If that is the case, then what are the implications of what you are saying? Should we all just pack up our bags and join you in America until Mashiach comes? No one ever said that the Jewish People returning to their Homeland after 2,000 years of Exile would be easy. After 2,000 years in Exile we have picked up a lot of bad habits and gone through many traumatic experiences and it is going to take us a little bit of time until we get the whole idea of Jewish sovereignty, with all that it entails, down pat. Ideally, we would have the best and brightest of our Jewish brothers and sisters here to help us make the "experiment" of the State of Israel an absolute success, but sadly, that is not the case, and as such, we are doing the best that we can here, shorthanded as we are.
I do not believe that the State of Israel can be considered a failure. True, we have not merited leaders who have feared the G-d of Israel nearly as much as they fear the President of the United States, but the State of Israel today represents the beginning of the redemption of the Jewish People, setbacks and all, as can be seen from the fulfillment of many prophecies , such as: "From Zion Torah will come forth and the word of G-d from Jerusalem". Israel is the center of Torah and Judaism today, with the flourishing of Torah institutions throughout the Land, and with more Jews returning to Judaism everyday. The State of Israel represents the fulfillment of the Ingathering of Jewish exiles from the four corners of the earth, where the majority of the Jews who remain living outside of Israel are doing so because they are actively choosing not to take part in the building a Jewish State in the Land of Israel. If not already, then certainly in the next decade, the State of Israel will have the majority of the Jewish People living within her borders. For 2,000 years the Land of Israel was a wasteland that refused to give its fruits to any who settled within her borders. Miraculously, the Jewish people have returned, and with the help of G-d, we have been able to take the desert of Gush Katif (and many other parts of Israel) and make it flourish in ways that no one could have ever dreamed possible. This, of course, being the surest sign that the Talmud gives for the onset of the redemption of the Jewish People.
One can not deny that the Jewish People in Israel are currently facing many challenges, but Baruch Hashem, they are our own challenges, and with G-d's help, we will be able to overcome then and be stronger for it. For 2,000 years the Jewish People did not have the luxury of having the ability to overcome their own challenges - the challenges of a sovereign nation - and had to turn to our non-Jewish "friends" for assistance. Today, that is not the case. Do we make mistakes? Sadly, we have made more than would be expected for a nation that is described as the "children of kings and prophets", but we are trying our best, and in the end, I have no doubt that we will be successful in creating a truly Jewish State in the Land of Israel that will serve as a light unto the nations and will serve to perfect the world through the kingdom of the Almighty.

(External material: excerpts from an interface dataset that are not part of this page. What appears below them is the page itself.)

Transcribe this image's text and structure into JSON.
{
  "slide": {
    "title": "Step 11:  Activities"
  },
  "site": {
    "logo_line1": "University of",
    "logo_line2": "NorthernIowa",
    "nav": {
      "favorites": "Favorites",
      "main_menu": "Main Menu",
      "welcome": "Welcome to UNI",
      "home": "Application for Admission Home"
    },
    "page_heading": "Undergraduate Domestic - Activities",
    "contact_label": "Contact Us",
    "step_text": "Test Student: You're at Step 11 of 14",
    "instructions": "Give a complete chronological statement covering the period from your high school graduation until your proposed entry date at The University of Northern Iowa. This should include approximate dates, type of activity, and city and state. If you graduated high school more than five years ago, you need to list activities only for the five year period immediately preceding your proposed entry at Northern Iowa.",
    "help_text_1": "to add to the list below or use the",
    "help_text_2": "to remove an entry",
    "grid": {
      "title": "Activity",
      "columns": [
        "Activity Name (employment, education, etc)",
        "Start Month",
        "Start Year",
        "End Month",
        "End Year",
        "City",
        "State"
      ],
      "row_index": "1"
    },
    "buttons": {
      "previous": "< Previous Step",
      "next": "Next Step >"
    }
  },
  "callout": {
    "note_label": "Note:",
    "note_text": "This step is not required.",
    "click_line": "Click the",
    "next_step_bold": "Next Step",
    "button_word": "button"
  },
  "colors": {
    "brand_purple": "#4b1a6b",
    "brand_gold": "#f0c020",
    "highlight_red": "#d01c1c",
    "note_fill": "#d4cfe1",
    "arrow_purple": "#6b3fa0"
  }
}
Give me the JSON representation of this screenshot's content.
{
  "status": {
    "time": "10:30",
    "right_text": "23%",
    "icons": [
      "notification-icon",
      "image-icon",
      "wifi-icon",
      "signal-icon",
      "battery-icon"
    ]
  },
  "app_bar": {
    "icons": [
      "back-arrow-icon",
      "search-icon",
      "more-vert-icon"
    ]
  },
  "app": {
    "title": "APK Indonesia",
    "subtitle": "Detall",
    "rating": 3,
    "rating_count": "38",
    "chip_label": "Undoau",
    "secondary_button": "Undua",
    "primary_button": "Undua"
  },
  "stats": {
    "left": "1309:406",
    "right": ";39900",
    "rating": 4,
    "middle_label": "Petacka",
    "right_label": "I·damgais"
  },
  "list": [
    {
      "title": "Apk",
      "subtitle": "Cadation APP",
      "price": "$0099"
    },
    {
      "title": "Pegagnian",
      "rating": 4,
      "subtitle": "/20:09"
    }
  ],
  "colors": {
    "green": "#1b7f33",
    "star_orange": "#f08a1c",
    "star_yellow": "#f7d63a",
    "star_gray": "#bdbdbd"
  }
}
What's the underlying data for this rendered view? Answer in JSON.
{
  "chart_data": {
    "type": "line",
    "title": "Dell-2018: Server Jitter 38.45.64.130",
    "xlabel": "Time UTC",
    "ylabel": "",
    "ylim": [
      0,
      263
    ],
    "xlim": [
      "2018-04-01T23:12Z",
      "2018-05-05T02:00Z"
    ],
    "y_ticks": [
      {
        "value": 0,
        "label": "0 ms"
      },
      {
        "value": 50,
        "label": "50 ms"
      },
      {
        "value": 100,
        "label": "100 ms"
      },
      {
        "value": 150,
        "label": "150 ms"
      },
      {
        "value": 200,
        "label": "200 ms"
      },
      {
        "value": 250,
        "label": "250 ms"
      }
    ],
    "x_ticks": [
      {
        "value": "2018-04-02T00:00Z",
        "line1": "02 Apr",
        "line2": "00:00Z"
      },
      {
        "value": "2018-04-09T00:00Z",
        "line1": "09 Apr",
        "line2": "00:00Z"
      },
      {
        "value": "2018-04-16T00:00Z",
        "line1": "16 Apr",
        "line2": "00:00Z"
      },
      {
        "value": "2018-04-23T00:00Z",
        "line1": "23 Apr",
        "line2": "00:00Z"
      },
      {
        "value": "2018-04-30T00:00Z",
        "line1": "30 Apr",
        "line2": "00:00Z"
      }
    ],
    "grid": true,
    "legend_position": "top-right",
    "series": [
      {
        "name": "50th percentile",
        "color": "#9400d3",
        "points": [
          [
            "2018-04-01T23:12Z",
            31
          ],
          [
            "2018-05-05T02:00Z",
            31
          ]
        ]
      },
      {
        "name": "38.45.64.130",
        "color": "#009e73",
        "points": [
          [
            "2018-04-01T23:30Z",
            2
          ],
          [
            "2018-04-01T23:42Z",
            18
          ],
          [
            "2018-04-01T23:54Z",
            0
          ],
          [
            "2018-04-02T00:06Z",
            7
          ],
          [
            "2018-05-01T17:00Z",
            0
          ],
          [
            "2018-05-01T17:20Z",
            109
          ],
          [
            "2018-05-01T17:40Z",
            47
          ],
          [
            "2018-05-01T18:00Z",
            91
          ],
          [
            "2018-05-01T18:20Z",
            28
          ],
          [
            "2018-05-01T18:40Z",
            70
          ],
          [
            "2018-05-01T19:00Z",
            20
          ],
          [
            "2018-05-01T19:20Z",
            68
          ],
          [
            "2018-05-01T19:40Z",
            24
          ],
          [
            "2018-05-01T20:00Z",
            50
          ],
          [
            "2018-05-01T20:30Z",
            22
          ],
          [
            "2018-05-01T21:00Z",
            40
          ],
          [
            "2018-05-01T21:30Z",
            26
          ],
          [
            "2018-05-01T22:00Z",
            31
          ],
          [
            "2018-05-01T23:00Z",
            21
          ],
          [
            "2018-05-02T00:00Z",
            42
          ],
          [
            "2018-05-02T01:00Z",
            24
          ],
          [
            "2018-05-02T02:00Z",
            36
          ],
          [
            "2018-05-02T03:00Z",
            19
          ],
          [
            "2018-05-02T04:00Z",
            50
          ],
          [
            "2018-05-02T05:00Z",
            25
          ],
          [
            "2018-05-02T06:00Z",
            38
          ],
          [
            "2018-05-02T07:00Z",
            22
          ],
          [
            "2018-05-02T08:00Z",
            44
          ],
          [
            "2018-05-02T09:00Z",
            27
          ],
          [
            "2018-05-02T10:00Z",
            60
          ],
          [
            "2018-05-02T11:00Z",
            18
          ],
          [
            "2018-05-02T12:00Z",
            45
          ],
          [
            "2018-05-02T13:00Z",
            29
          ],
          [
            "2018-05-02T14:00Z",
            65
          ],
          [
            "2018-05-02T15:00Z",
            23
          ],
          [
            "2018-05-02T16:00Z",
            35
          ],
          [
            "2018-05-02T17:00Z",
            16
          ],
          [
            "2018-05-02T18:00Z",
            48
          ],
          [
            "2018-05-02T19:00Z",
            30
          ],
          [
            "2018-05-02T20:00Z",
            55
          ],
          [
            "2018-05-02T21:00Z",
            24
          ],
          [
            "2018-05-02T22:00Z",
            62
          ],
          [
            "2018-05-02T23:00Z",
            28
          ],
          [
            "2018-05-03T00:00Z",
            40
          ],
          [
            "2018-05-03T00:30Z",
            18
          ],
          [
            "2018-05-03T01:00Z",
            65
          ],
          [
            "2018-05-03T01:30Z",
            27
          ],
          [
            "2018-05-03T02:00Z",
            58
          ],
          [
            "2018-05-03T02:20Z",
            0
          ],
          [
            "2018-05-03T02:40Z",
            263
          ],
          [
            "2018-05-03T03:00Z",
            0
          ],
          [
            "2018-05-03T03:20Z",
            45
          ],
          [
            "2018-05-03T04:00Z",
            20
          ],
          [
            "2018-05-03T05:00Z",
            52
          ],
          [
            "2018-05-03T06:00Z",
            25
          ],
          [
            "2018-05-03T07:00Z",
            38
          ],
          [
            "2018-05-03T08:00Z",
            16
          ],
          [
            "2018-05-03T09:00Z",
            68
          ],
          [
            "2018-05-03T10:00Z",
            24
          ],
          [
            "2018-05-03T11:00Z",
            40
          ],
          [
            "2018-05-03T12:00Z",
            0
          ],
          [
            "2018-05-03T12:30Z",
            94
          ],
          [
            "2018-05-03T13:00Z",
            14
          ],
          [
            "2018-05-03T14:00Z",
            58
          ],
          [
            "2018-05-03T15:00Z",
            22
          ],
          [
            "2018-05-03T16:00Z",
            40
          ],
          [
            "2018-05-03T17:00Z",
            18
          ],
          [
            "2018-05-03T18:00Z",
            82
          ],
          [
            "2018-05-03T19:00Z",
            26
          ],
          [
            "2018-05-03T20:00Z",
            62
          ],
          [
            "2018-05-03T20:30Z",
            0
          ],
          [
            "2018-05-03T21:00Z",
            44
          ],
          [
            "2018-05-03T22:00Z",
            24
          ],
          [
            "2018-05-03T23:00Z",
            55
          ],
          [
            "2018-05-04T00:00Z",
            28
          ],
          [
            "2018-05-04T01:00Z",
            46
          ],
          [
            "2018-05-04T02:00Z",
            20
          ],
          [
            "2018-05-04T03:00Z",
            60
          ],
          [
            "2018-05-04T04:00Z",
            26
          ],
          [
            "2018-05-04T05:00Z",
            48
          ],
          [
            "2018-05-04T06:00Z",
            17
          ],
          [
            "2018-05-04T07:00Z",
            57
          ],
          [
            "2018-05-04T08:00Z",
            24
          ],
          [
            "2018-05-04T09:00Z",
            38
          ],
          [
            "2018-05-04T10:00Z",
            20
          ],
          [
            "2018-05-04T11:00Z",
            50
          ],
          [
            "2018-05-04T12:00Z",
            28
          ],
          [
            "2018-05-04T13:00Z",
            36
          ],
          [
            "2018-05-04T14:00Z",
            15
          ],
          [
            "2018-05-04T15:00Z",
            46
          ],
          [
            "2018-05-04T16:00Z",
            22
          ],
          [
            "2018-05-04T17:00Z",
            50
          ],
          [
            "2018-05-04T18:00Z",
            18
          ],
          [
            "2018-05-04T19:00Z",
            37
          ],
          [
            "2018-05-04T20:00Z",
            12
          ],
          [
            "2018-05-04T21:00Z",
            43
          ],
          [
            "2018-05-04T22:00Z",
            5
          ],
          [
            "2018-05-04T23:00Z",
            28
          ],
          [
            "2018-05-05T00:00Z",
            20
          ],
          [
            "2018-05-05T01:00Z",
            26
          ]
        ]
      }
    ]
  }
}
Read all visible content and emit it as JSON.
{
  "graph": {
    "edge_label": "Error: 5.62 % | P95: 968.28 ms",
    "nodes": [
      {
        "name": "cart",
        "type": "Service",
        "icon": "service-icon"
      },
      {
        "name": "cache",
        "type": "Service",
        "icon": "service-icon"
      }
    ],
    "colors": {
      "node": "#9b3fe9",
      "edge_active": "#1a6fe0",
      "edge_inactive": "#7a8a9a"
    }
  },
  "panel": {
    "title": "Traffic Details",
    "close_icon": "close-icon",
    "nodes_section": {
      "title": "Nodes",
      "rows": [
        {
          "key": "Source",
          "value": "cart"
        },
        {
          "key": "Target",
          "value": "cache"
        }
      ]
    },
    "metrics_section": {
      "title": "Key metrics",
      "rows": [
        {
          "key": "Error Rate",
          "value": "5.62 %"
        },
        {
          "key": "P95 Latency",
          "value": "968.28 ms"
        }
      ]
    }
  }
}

The future of the Jewish People, in spite of all our challenges and setbacks, is here, in the Land of Israel. I reach out my hand to you, inviting you to come join us and help the Jewish People to fulfill both their own potential, as well as the lofty potential that we both know exists for the future of the State of Israel.